So when the air horn sounded, I started the race at a really comfortable pace. So comfortable in fact that I forgot to turn my Garmin on for a few seconds! Reality set in within the first twenty seconds and I was like… “well my lungs aren’t dying, I feel good… but there’s a lot of people in my way.” So I started to weave in and out of the pack to get around the slower runners until I caught up to the people that were moving more my own pace. And honestly? I felt GOOD. I felt in control on my body and I felt strong. I wasn’t gasping for air and I wasn’t super dehydrated (which is normally how I start races – with a dry ass mouth because I’m so nervous).

2017 Achilles St. Patrick's Day Race - Garmin Results
2017 Achilles St. Patrick’s Day Race – Garmin Results
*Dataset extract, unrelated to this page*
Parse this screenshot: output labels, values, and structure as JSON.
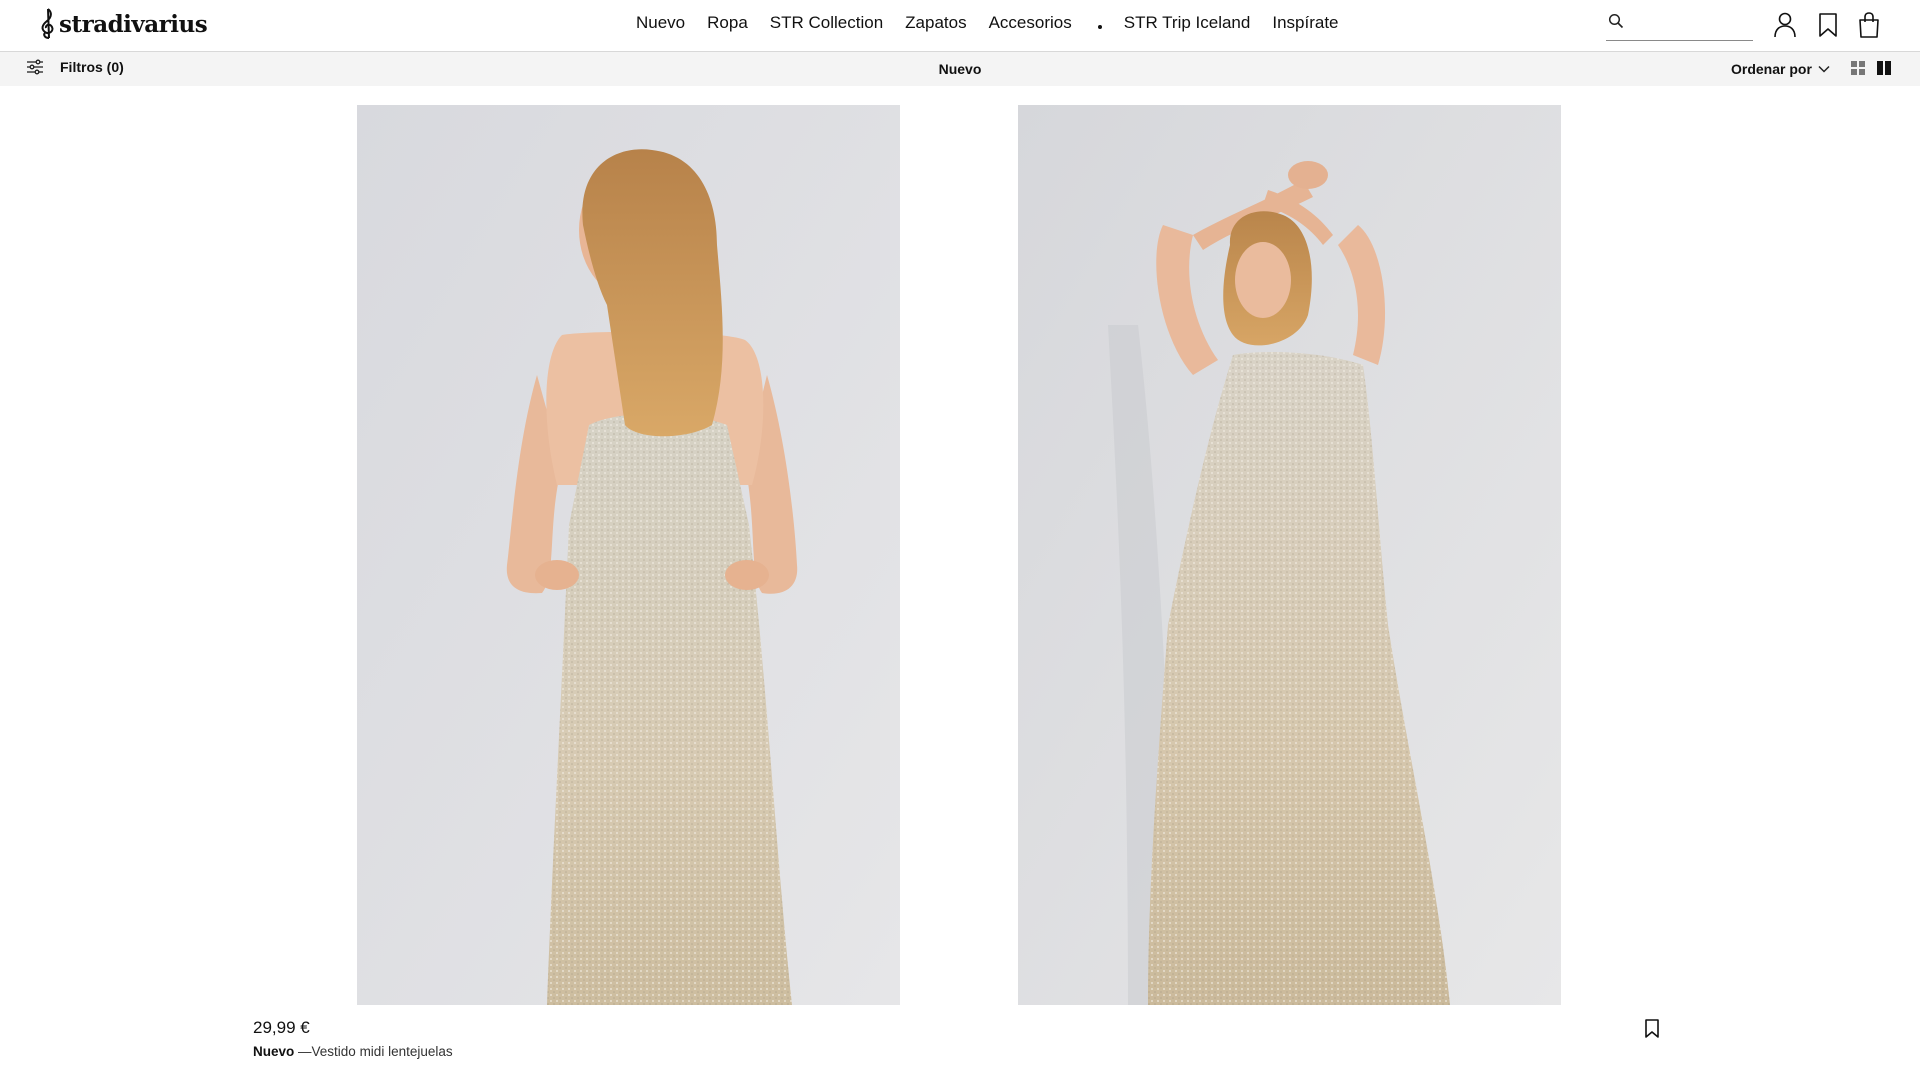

Realistically, I didn’t know how fast I was moving because my Garmin really struggles to determine speed when there’s so many tall buildings around. If you look at the map above, you can see how erratic the trajectory line gets on what’s supposed to be the straight line down Wellington Street – so it really overestimates your speed since it thinks you’re doing hella crazy maneuvers. I had an idea that I was moving at a decent clip because I was mostly passing other people and not being passed all that often. Sadly, when we hit the 2.5k mark where the loopback occurs (at Yonge Street), the water I was looking forward to was nowhere to be found. Ughhhh! Next year I need to remember to bring my own water!

However, it was a good thing there was no ability to stop and drink because I kept pushing on… and nailed the finish line with a race time of 26:06! Four seconds faster than my previous personal best (PB) and an enormous 60-90 minutes faster than my average 5K race pace from 2016. I was ECSTATIC! I was so damn happy I almost started full on crying when I saw my chip time come up on Sportstats.ca – there were tears welling up in my eyes! All of the work I had put in, despite feeling like it hadn’t been enough, had DEFINITELY paid off and I couldn’t be any happier! This race only further convinced me that I do far better in subzero temperatures – I am definitely built  for – and thrive in – the cold!

Race Results

  • Finish Time: 26:06
  • Pace: 5:13 per kilometer
  • Overall placement: 323/1313
  • Age group placement (Female 30-39 years): 38/262
  • Gender placement (F): 108/742

By the way, if you’re ever interested in the other races I’ve run, you can always visit my Race Results page for a breakdown by year and by race. Enjoy!